## Your instructions
Write out all of the entries exactly as given.

═══ Records for this exercise

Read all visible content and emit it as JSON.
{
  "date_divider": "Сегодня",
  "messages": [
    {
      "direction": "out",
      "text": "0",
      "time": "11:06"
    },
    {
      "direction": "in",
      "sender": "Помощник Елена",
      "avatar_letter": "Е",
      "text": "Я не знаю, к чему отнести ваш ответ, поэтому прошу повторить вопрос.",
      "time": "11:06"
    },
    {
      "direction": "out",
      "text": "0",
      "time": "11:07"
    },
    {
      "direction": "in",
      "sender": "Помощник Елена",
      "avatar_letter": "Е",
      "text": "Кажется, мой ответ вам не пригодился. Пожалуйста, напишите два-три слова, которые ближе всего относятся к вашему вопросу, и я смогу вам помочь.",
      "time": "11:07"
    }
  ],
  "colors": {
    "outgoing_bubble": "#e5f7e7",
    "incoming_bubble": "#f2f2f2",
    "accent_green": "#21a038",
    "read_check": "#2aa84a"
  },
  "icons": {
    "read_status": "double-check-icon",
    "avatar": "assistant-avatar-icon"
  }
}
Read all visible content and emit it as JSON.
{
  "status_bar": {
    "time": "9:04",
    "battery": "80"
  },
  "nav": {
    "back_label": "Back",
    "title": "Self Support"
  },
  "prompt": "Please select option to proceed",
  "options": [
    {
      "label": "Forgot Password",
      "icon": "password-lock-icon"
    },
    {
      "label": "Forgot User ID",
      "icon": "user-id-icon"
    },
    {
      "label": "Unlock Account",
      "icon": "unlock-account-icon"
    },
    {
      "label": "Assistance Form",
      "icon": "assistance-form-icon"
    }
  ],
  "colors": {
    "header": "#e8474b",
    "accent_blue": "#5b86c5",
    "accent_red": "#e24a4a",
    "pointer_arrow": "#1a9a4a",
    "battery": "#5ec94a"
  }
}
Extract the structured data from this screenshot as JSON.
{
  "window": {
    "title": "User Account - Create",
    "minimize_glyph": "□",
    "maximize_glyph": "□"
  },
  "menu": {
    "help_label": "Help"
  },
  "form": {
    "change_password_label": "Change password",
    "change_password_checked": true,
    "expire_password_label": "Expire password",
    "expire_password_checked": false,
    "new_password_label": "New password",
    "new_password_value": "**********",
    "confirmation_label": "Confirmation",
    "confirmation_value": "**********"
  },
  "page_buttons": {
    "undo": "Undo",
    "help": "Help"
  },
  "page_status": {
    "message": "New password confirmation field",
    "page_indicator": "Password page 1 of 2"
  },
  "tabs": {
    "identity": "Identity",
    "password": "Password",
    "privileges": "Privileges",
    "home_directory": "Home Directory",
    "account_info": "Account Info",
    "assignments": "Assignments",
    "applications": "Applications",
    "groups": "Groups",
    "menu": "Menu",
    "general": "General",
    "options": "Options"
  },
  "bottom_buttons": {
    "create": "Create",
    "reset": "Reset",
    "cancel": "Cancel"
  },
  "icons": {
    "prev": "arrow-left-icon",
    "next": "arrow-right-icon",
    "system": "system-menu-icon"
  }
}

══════

## Solution
Read all visible content and emit it as JSON.
{
  "date_divider": "Сегодня",
  "messages": [
    {
      "direction": "out",
      "text": "0",
      "time": "11:06"
    },
    {
      "direction": "in",
      "sender": "Помощник Елена",
      "avatar_letter": "Е",
      "text": "Я не знаю, к чему отнести ваш ответ, поэтому прошу повторить вопрос.",
      "time": "11:06"
    },
    {
      "direction": "out",
      "text": "0",
      "time": "11:07"
    },
    {
      "direction": "in",
      "sender": "Помощник Елена",
      "avatar_letter": "Е",
      "text": "Кажется, мой ответ вам не пригодился. Пожалуйста, напишите два-три слова, которые ближе всего относятся к вашему вопросу, и я смогу вам помочь.",
      "time": "11:07"
    }
  ],
  "colors": {
    "outgoing_bubble": "#e5f7e7",
    "incoming_bubble": "#f2f2f2",
    "accent_green": "#21a038",
    "read_check": "#2aa84a"
  },
  "icons": {
    "read_status": "double-check-icon",
    "avatar": "assistant-avatar-icon"
  }
}
Read all visible content and emit it as JSON.
{
  "status_bar": {
    "time": "9:04",
    "battery": "80"
  },
  "nav": {
    "back_label": "Back",
    "title": "Self Support"
  },
  "prompt": "Please select option to proceed",
  "options": [
    {
      "label": "Forgot Password",
      "icon": "password-lock-icon"
    },
    {
      "label": "Forgot User ID",
      "icon": "user-id-icon"
    },
    {
      "label": "Unlock Account",
      "icon": "unlock-account-icon"
    },
    {
      "label": "Assistance Form",
      "icon": "assistance-form-icon"
    }
  ],
  "colors": {
    "header": "#e8474b",
    "accent_blue": "#5b86c5",
    "accent_red": "#e24a4a",
    "pointer_arrow": "#1a9a4a",
    "battery": "#5ec94a"
  }
}
Extract the structured data from this screenshot as JSON.
{
  "window": {
    "title": "User Account - Create",
    "minimize_glyph": "□",
    "maximize_glyph": "□"
  },
  "menu": {
    "help_label": "Help"
  },
  "form": {
    "change_password_label": "Change password",
    "change_password_checked": true,
    "expire_password_label": "Expire password",
    "expire_password_checked": false,
    "new_password_label": "New password",
    "new_password_value": "**********",
    "confirmation_label": "Confirmation",
    "confirmation_value": "**********"
  },
  "page_buttons": {
    "undo": "Undo",
    "help": "Help"
  },
  "page_status": {
    "message": "New password confirmation field",
    "page_indicator": "Password page 1 of 2"
  },
  "tabs": {
    "identity": "Identity",
    "password": "Password",
    "privileges": "Privileges",
    "home_directory": "Home Directory",
    "account_info": "Account Info",
    "assignments": "Assignments",
    "applications": "Applications",
    "groups": "Groups",
    "menu": "Menu",
    "general": "General",
    "options": "Options"
  },
  "bottom_buttons": {
    "create": "Create",
    "reset": "Reset",
    "cancel": "Cancel"
  },
  "icons": {
    "prev": "arrow-left-icon",
    "next": "arrow-right-icon",
    "system": "system-menu-icon"
  }
}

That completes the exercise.